Of course, not every employee quits because they’re disengaged with work. Some may leave when they receive a new career opportunity, because they’ve hit retirement age, or after a major life event (such as illness/injury or moving to a new home).
Ways to Prevent Employee Disengagement
One thing that we’ve heard from a lot of managers and company leaders is that they have a lot of difficulty with preventing employee disengagement. Wondering how to deal with disengaged employees? One of the best ways is to prevent disengagement in the first place whenever possible.
There are countless articles on the web with tips for improving employee engagement and preventing friction in your teams. However, some may work better than others with different employees depending on their specific needs.
Here are a few things that some C2Perform users have noticed work well for driving engagement and keeping employees both happy and productive:
Providing Recognition for Employee Achievements
One thing that a lot of people underestimate (or forget about entirely) is how important recognition is for keeping people engaged with their work.
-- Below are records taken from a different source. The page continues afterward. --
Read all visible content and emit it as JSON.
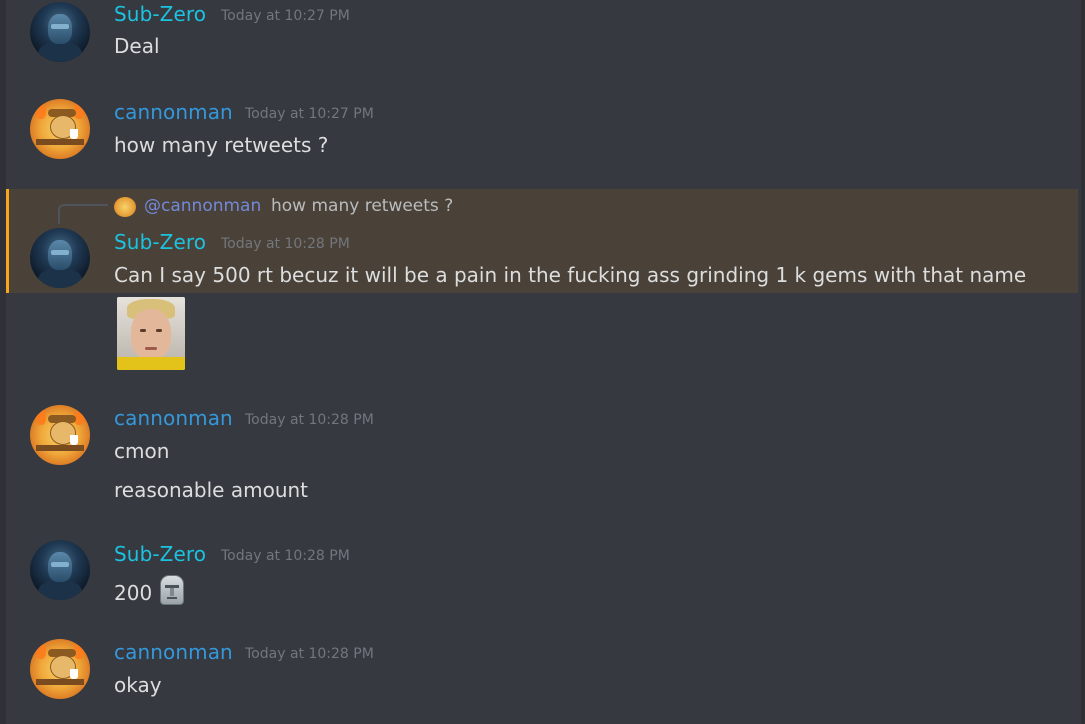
{
  "messages": [
    {
      "author": "Sub-Zero",
      "timestamp": "Today at 10:27 PM",
      "lines": [
        "Deal"
      ]
    },
    {
      "author": "cannonman",
      "timestamp": "Today at 10:27 PM",
      "lines": [
        "how many retweets ?"
      ]
    },
    {
      "author": "Sub-Zero",
      "timestamp": "Today at 10:28 PM",
      "reply": {
        "mention": "@cannonman",
        "text": "how many retweets ?"
      },
      "lines": [
        "Can I say 500 rt becuz it will be a pain in the fucking ass grinding 1 k gems with that name"
      ],
      "sticker": "face-image"
    },
    {
      "author": "cannonman",
      "timestamp": "Today at 10:28 PM",
      "lines": [
        "cmon",
        "reasonable amount"
      ]
    },
    {
      "author": "Sub-Zero",
      "timestamp": "Today at 10:28 PM",
      "lines": [
        "200"
      ],
      "emoji": "moai-icon"
    },
    {
      "author": "cannonman",
      "timestamp": "Today at 10:28 PM",
      "lines": [
        "okay"
      ]
    }
  ],
  "colors": {
    "background": "#36393f",
    "subzero_name": "#1cc3e0",
    "cannonman_name": "#3498db",
    "mention_highlight": "#4a4238",
    "mention_bar": "#faa61a",
    "timestamp": "#72767d"
  }
}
Many managers on the C2Perform platform have noticed that, by tracking employee performance metrics and giving out a simple “congratulations” to their team members whenever one of them meets or beats their goals, employee engagement rose and stayed higher.
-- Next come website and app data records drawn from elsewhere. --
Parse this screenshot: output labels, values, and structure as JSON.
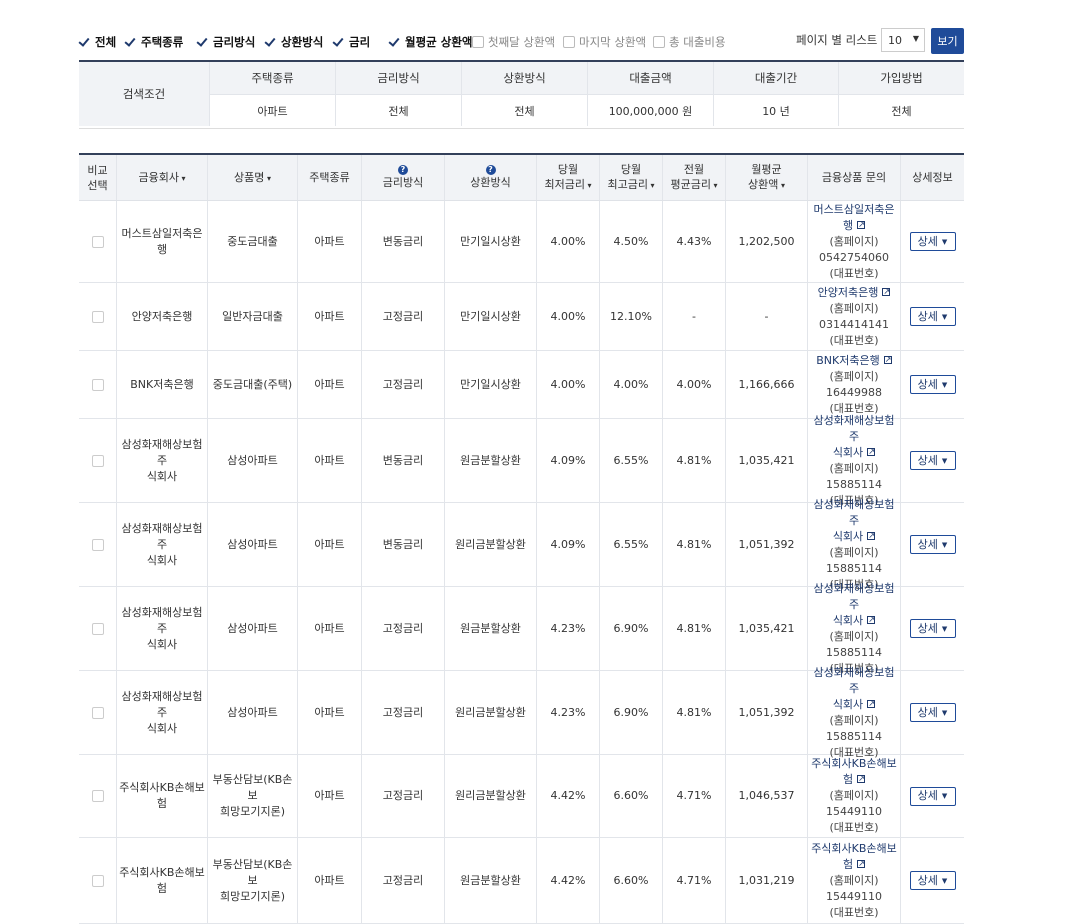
{
  "filters": [
    {
      "label": "전체",
      "checked": true
    },
    {
      "label": "주택종류",
      "checked": true
    },
    {
      "label": "금리방식",
      "checked": true
    },
    {
      "label": "상환방식",
      "checked": true
    },
    {
      "label": "금리",
      "checked": true
    },
    {
      "label": "월평균 상환액",
      "checked": true
    },
    {
      "label": "첫째달 상환액",
      "checked": false
    },
    {
      "label": "마지막 상환액",
      "checked": false
    },
    {
      "label": "총 대출비용",
      "checked": false
    }
  ],
  "per_page": {
    "label": "페이지 별 리스트 :",
    "value": "10",
    "button": "보기"
  },
  "search_conditions": {
    "label": "검색조건",
    "headers": [
      "주택종류",
      "금리방식",
      "상환방식",
      "대출금액",
      "대출기간",
      "가입방법"
    ],
    "values": [
      "아파트",
      "전체",
      "전체",
      "100,000,000 원",
      "10 년",
      "전체"
    ]
  },
  "table": {
    "headers": [
      {
        "lines": [
          "비교",
          "선택"
        ],
        "sort": false,
        "help": false
      },
      {
        "lines": [
          "금융회사"
        ],
        "sort": true,
        "help": false
      },
      {
        "lines": [
          "상품명"
        ],
        "sort": true,
        "help": false
      },
      {
        "lines": [
          "주택종류"
        ],
        "sort": false,
        "help": false
      },
      {
        "lines": [
          "금리방식"
        ],
        "sort": false,
        "help": true
      },
      {
        "lines": [
          "상환방식"
        ],
        "sort": false,
        "help": true
      },
      {
        "lines": [
          "당월",
          "최저금리"
        ],
        "sort": true,
        "help": false
      },
      {
        "lines": [
          "당월",
          "최고금리"
        ],
        "sort": true,
        "help": false
      },
      {
        "lines": [
          "전월",
          "평균금리"
        ],
        "sort": true,
        "help": false
      },
      {
        "lines": [
          "월평균",
          "상환액"
        ],
        "sort": true,
        "help": false
      },
      {
        "lines": [
          "금융상품 문의"
        ],
        "sort": false,
        "help": false
      },
      {
        "lines": [
          "상세정보"
        ],
        "sort": false,
        "help": false
      }
    ],
    "help_glyph": "?",
    "detail_label": "상세",
    "homepage_label": "(홈페이지)",
    "rep_label": "(대표번호)",
    "rows": [
      {
        "company": [
          "머스트삼일저축은행"
        ],
        "product": [
          "중도금대출"
        ],
        "house": "아파트",
        "rate_type": "변동금리",
        "repay": "만기일시상환",
        "min": "4.00%",
        "max": "4.50%",
        "avg": "4.43%",
        "monthly": "1,202,500",
        "inq_company": [
          "머스트삼일저축은행"
        ],
        "phone": "0542754060"
      },
      {
        "company": [
          "안양저축은행"
        ],
        "product": [
          "일반자금대출"
        ],
        "house": "아파트",
        "rate_type": "고정금리",
        "repay": "만기일시상환",
        "min": "4.00%",
        "max": "12.10%",
        "avg": "-",
        "monthly": "-",
        "inq_company": [
          "안양저축은행"
        ],
        "phone": "0314414141"
      },
      {
        "company": [
          "BNK저축은행"
        ],
        "product": [
          "중도금대출(주택)"
        ],
        "house": "아파트",
        "rate_type": "고정금리",
        "repay": "만기일시상환",
        "min": "4.00%",
        "max": "4.00%",
        "avg": "4.00%",
        "monthly": "1,166,666",
        "inq_company": [
          "BNK저축은행"
        ],
        "phone": "16449988"
      },
      {
        "company": [
          "삼성화재해상보험주",
          "식회사"
        ],
        "product": [
          "삼성아파트"
        ],
        "house": "아파트",
        "rate_type": "변동금리",
        "repay": "원금분할상환",
        "min": "4.09%",
        "max": "6.55%",
        "avg": "4.81%",
        "monthly": "1,035,421",
        "inq_company": [
          "삼성화재해상보험주",
          "식회사"
        ],
        "phone": "15885114"
      },
      {
        "company": [
          "삼성화재해상보험주",
          "식회사"
        ],
        "product": [
          "삼성아파트"
        ],
        "house": "아파트",
        "rate_type": "변동금리",
        "repay": "원리금분할상환",
        "min": "4.09%",
        "max": "6.55%",
        "avg": "4.81%",
        "monthly": "1,051,392",
        "inq_company": [
          "삼성화재해상보험주",
          "식회사"
        ],
        "phone": "15885114"
      },
      {
        "company": [
          "삼성화재해상보험주",
          "식회사"
        ],
        "product": [
          "삼성아파트"
        ],
        "house": "아파트",
        "rate_type": "고정금리",
        "repay": "원금분할상환",
        "min": "4.23%",
        "max": "6.90%",
        "avg": "4.81%",
        "monthly": "1,035,421",
        "inq_company": [
          "삼성화재해상보험주",
          "식회사"
        ],
        "phone": "15885114"
      },
      {
        "company": [
          "삼성화재해상보험주",
          "식회사"
        ],
        "product": [
          "삼성아파트"
        ],
        "house": "아파트",
        "rate_type": "고정금리",
        "repay": "원리금분할상환",
        "min": "4.23%",
        "max": "6.90%",
        "avg": "4.81%",
        "monthly": "1,051,392",
        "inq_company": [
          "삼성화재해상보험주",
          "식회사"
        ],
        "phone": "15885114"
      },
      {
        "company": [
          "주식회사KB손해보",
          "험"
        ],
        "product": [
          "부동산담보(KB손보",
          "희망모기지론)"
        ],
        "house": "아파트",
        "rate_type": "고정금리",
        "repay": "원리금분할상환",
        "min": "4.42%",
        "max": "6.60%",
        "avg": "4.71%",
        "monthly": "1,046,537",
        "inq_company": [
          "주식회사KB손해보",
          "험"
        ],
        "phone": "15449110"
      },
      {
        "company": [
          "주식회사KB손해보",
          "험"
        ],
        "product": [
          "부동산담보(KB손보",
          "희망모기지론)"
        ],
        "house": "아파트",
        "rate_type": "고정금리",
        "repay": "원금분할상환",
        "min": "4.42%",
        "max": "6.60%",
        "avg": "4.71%",
        "monthly": "1,031,219",
        "inq_company": [
          "주식회사KB손해보",
          "험"
        ],
        "phone": "15449110"
      }
    ]
  },
  "colors": {
    "primary": "#1f4b99",
    "header_bg": "#f1f3f6",
    "border_dark": "#33405a"
  },
  "icons": [
    "check-icon",
    "help-icon",
    "external-link-icon",
    "caret-down-icon"
  ]
}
Making Coaching Sessions Dynamic by Listening to Employee Concerns
A lot of leaders have noticed that, when they treat coaching like a simple list of things for the employee to work on improving, morale and performance doesn’t always improve. In fact, it can go the opposite direction if all the manager does is tell the employee to hit their goals. Instead, the leaders who treat coaching sessions like a two-way street—one where they share their concerns with the employee and ask for feedback—tend to produce better results.
There are a couple of reasons for this. One, it demonstrates to the employee that their feedback is important (which can be reassuring). Second, by taking feedback into account, the manager can dynamically adjust their feedback or even take action outside of the coaching session to help the employee achieve better results.
Surveying Outbound Employees
While it can be awkward to ask someone on their way out what they think of the organization—and to accept the potentially harsh criticism a heavily disengaged/disgruntled employee may provide—it’s important to understand why an employee chose to leave the organization.
For example, SHRM shared a story about a woman named Kate McFarlane who used her exit interview to vent about the issues she had been dealing with. In the article, the HR rep running the meeting had assumed the departure was about the commute, but Kate told SHRM that “I took a deep breath and let him have it. I went on for about 20 minutes about what was wrong with the firm, the department, the management, the morale, the lighting, everything.”
Eventually, McFarlane learned that several managers and that HR rep had been let go from the company after her departure—indicating that her feedback had gotten through to leadership.
Without that exit interview, the firm’s leaders may never have known just how much mismanagement in that department had been affecting employee morale, performance, and turnover.
This might not stop the outbound employee from leaving, but exit interviews/surveys can give you the info you need to keep others from becoming disengaged!
These are just a few of the things that you can do to help keep your employees engaged with work. Need tools to make communication, coaching, performance tracking, and managing employee knowledge easier so you can make your employee engagement plans a reality? Reach out to C2Perform to get started!